Data supplied Block Start

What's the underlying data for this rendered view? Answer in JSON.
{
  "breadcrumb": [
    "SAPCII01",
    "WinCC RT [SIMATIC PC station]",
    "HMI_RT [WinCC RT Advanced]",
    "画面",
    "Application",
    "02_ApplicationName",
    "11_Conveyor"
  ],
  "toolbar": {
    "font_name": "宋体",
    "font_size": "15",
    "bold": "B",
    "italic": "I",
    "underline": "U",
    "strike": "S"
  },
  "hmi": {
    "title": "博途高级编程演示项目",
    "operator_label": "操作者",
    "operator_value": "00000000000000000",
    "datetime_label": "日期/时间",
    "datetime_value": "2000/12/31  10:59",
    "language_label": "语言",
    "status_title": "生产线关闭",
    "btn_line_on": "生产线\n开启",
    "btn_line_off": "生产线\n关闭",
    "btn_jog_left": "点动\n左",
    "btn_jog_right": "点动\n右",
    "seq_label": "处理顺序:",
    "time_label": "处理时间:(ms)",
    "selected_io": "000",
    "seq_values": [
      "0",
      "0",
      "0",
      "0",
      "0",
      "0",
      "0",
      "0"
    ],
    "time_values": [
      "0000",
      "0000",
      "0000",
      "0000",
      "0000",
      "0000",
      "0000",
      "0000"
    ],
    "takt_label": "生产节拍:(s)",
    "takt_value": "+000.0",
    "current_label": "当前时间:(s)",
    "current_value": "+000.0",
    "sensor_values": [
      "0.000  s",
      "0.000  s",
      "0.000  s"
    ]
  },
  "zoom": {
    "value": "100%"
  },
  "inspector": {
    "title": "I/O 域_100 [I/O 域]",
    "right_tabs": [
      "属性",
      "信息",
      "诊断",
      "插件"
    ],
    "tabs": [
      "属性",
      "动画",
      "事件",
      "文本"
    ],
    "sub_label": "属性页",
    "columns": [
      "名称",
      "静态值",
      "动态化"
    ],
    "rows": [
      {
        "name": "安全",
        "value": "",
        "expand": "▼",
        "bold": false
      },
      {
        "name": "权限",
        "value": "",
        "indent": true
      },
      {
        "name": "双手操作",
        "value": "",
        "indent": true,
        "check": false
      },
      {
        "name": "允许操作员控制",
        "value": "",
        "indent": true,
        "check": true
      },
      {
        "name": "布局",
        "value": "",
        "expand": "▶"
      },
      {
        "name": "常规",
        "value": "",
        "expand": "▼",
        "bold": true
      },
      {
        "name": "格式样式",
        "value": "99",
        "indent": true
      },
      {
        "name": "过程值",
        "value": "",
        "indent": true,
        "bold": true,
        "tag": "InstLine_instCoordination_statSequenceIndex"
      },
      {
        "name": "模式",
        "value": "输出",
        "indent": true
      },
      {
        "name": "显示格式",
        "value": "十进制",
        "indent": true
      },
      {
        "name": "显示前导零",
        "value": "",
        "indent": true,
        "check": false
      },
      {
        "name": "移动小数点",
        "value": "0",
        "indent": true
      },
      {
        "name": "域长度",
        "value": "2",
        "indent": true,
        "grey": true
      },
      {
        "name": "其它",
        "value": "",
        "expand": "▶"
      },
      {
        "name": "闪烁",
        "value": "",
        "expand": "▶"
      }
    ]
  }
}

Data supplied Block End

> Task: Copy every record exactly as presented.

> Expected output:
What's the underlying data for this rendered view? Answer in JSON.
{
  "breadcrumb": [
    "SAPCII01",
    "WinCC RT [SIMATIC PC station]",
    "HMI_RT [WinCC RT Advanced]",
    "画面",
    "Application",
    "02_ApplicationName",
    "11_Conveyor"
  ],
  "toolbar": {
    "font_name": "宋体",
    "font_size": "15",
    "bold": "B",
    "italic": "I",
    "underline": "U",
    "strike": "S"
  },
  "hmi": {
    "title": "博途高级编程演示项目",
    "operator_label": "操作者",
    "operator_value": "00000000000000000",
    "datetime_label": "日期/时间",
    "datetime_value": "2000/12/31  10:59",
    "language_label": "语言",
    "status_title": "生产线关闭",
    "btn_line_on": "生产线\n开启",
    "btn_line_off": "生产线\n关闭",
    "btn_jog_left": "点动\n左",
    "btn_jog_right": "点动\n右",
    "seq_label": "处理顺序:",
    "time_label": "处理时间:(ms)",
    "selected_io": "000",
    "seq_values": [
      "0",
      "0",
      "0",
      "0",
      "0",
      "0",
      "0",
      "0"
    ],
    "time_values": [
      "0000",
      "0000",
      "0000",
      "0000",
      "0000",
      "0000",
      "0000",
      "0000"
    ],
    "takt_label": "生产节拍:(s)",
    "takt_value": "+000.0",
    "current_label": "当前时间:(s)",
    "current_value": "+000.0",
    "sensor_values": [
      "0.000  s",
      "0.000  s",
      "0.000  s"
    ]
  },
  "zoom": {
    "value": "100%"
  },
  "inspector": {
    "title": "I/O 域_100 [I/O 域]",
    "right_tabs": [
      "属性",
      "信息",
      "诊断",
      "插件"
    ],
    "tabs": [
      "属性",
      "动画",
      "事件",
      "文本"
    ],
    "sub_label": "属性页",
    "columns": [
      "名称",
      "静态值",
      "动态化"
    ],
    "rows": [
      {
        "name": "安全",
        "value": "",
        "expand": "▼",
        "bold": false
      },
      {
        "name": "权限",
        "value": "",
        "indent": true
      },
      {
        "name": "双手操作",
        "value": "",
        "indent": true,
        "check": false
      },
      {
        "name": "允许操作员控制",
        "value": "",
        "indent": true,
        "check": true
      },
      {
        "name": "布局",
        "value": "",
        "expand": "▶"
      },
      {
        "name": "常规",
        "value": "",
        "expand": "▼",
        "bold": true
      },
      {
        "name": "格式样式",
        "value": "99",
        "indent": true
      },
      {
        "name": "过程值",
        "value": "",
        "indent": true,
        "bold": true,
        "tag": "InstLine_instCoordination_statSequenceIndex"
      },
      {
        "name": "模式",
        "value": "输出",
        "indent": true
      },
      {
        "name": "显示格式",
        "value": "十进制",
        "indent": true
      },
      {
        "name": "显示前导零",
        "value": "",
        "indent": true,
        "check": false
      },
      {
        "name": "移动小数点",
        "value": "0",
        "indent": true
      },
      {
        "name": "域长度",
        "value": "2",
        "indent": true,
        "grey": true
      },
      {
        "name": "其它",
        "value": "",
        "expand": "▶"
      },
      {
        "name": "闪烁",
        "value": "",
        "expand": "▶"
      }
    ]
  }
}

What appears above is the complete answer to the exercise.